We raised over £6000! Well done all! Read below to see how your efforts improved lives.
Half of the money raised goes to support refugees and asylum seekers in Birmingham - through the work of Restore.
Money raised through Run4Refugees 2018 was used to fund Restore’s work to welcome, include and integrate refugees and asylum seekers in Birmingham. Men’s and Women’s activities help to build relationships, combat social isolation and provide recreation. Restore covers the costs of refreshments and entry fees for all and for bus travel for asylum seekers. Women’s activities included a trip to the Think Tank science museum, a daytrip by train to Warwick Castle, and a visit to a local swimming pool where the women were helped to get a Birmingham Leisure card. After trying swimming for the first time, one woman said, “I loved it! I feel more confident now”. Another woman said that the women’s activities have helped her move forward and now she feels ready to apply for voluntary work.
Men’s events included a Birmingham canal boat excursion, a trip to Stratford Upon-Avon and a walk and lunch in Sutton Park. One of our regular attenders, has said that the events are helping him to adapt to his new city as his understanding of British life and culture have increased!
The funds raised by Run4Refugees 2018 also contributed to the staff costs involved in meeting new refugees and asylum seekers and in training, interviewing and matching new befriending volunteers. This work by Restore’s befriending staff enables more refugees and asylum seekers to have a one-to-one befriending relationship with a volunteer who then provides welcome, friendship, signposting to services, help with conversational English and a bridge into the host community. One befriender wrote about his own learning experience: “I’ve learned much about the politics of his country and about the Muslim view of Christianity. I’ve learned what the asylum seeker experience is like and seen parts of my culture through the eyes of a foreigner with little power. I’ve gained a friend who I have very little in common with in terms of life experience, culture, religion, home language… but we are learning to understand one another better and I think we both greatly enjoy the time we spend together!” Another volunteer wrote: “I have been so grateful for the opportunity to be linked with my befriendee. I have learned a lot, particularly about someone’s bravery and capacity for keeping going when things are tough – she has helped me to face challenges in my own life with more patience and courage. I have also laughed a lot with her!”
The other half went to support Syrian refugees in Turkey.
Most Syrian refugees in Turkey live in substandard housing on the edge of the community. Only a small fraction live in camps.
We have a team who regularly visit the poorest of the Syrian families who live in the area, giving out mattresses, clothes, food, supermarket cards, wood-burning heaters/stoves etc.

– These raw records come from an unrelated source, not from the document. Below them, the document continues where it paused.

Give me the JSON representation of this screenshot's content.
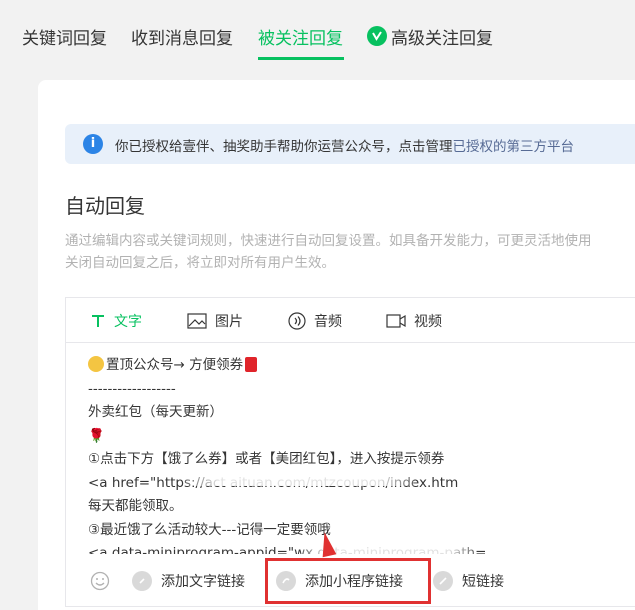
{
  "tabs": [
    {
      "label": "关键词回复"
    },
    {
      "label": "收到消息回复"
    },
    {
      "label": "被关注回复"
    },
    {
      "label": "高级关注回复"
    }
  ],
  "notice": {
    "text": "你已授权给壹伴、抽奖助手帮助你运营公众号，点击管理",
    "link": "已授权的第三方平台"
  },
  "section": {
    "title": "自动回复",
    "desc_line1": "通过编辑内容或关键词规则，快速进行自动回复设置。如具备开发能力，可更灵活地使用",
    "desc_line2": "关闭自动回复之后，将立即对所有用户生效。"
  },
  "editor": {
    "types": [
      {
        "label": "文字",
        "icon": "text-icon"
      },
      {
        "label": "图片",
        "icon": "image-icon"
      },
      {
        "label": "音频",
        "icon": "audio-icon"
      },
      {
        "label": "视频",
        "icon": "video-icon"
      }
    ],
    "lines": [
      "置顶公众号→ 方便领券",
      "------------------",
      "外卖红包（每天更新）",
      "🌹",
      "①点击下方【饿了么券】或者【美团红包】，进入按提示领券",
      "<a href=\"https://act                        aituan.com/mtzcoupon/index.htm",
      "每天都能领取。",
      "③最近饿了么活动较大---记得一定要领哦",
      "<a data-miniprogram-appid=\"wx           data-miniprogram-path="
    ],
    "toolbar": {
      "add_text_link": "添加文字链接",
      "add_miniprogram_link": "添加小程序链接",
      "short_link": "短链接"
    }
  },
  "colors": {
    "accent": "#07c160",
    "link": "#576b95",
    "notice_bg": "#e8f0fa",
    "highlight": "#e03131"
  }
}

We encourage access to hospitals and schools. We have occasional teams of medics who give surgeries with translation. We also help some of the more vulnerable women with rent so they don't become homeless.

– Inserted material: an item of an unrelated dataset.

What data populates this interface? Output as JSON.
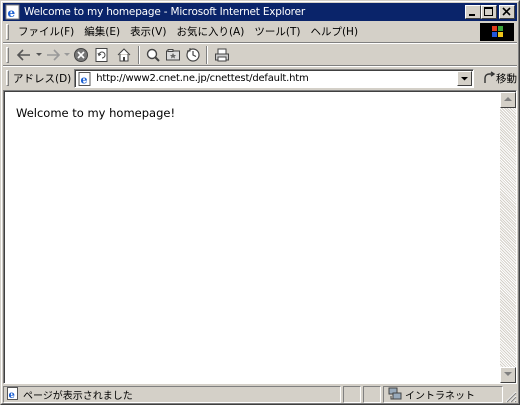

We also help refugees from other communities who are in need of specific help: such as emergency dental treatment, travel to hospitals and food. These include Iraqis Iranians and Afghans.
Some of this money also goes to the Bereket Project - which empowers refugees and emboldens women in North-west Turkey. The project teaches refugees to make woolen items and sells them online and at craft fairs, both in Turkey and in the UK. This provides not just an income but friendship, community and status. See bereketproject.com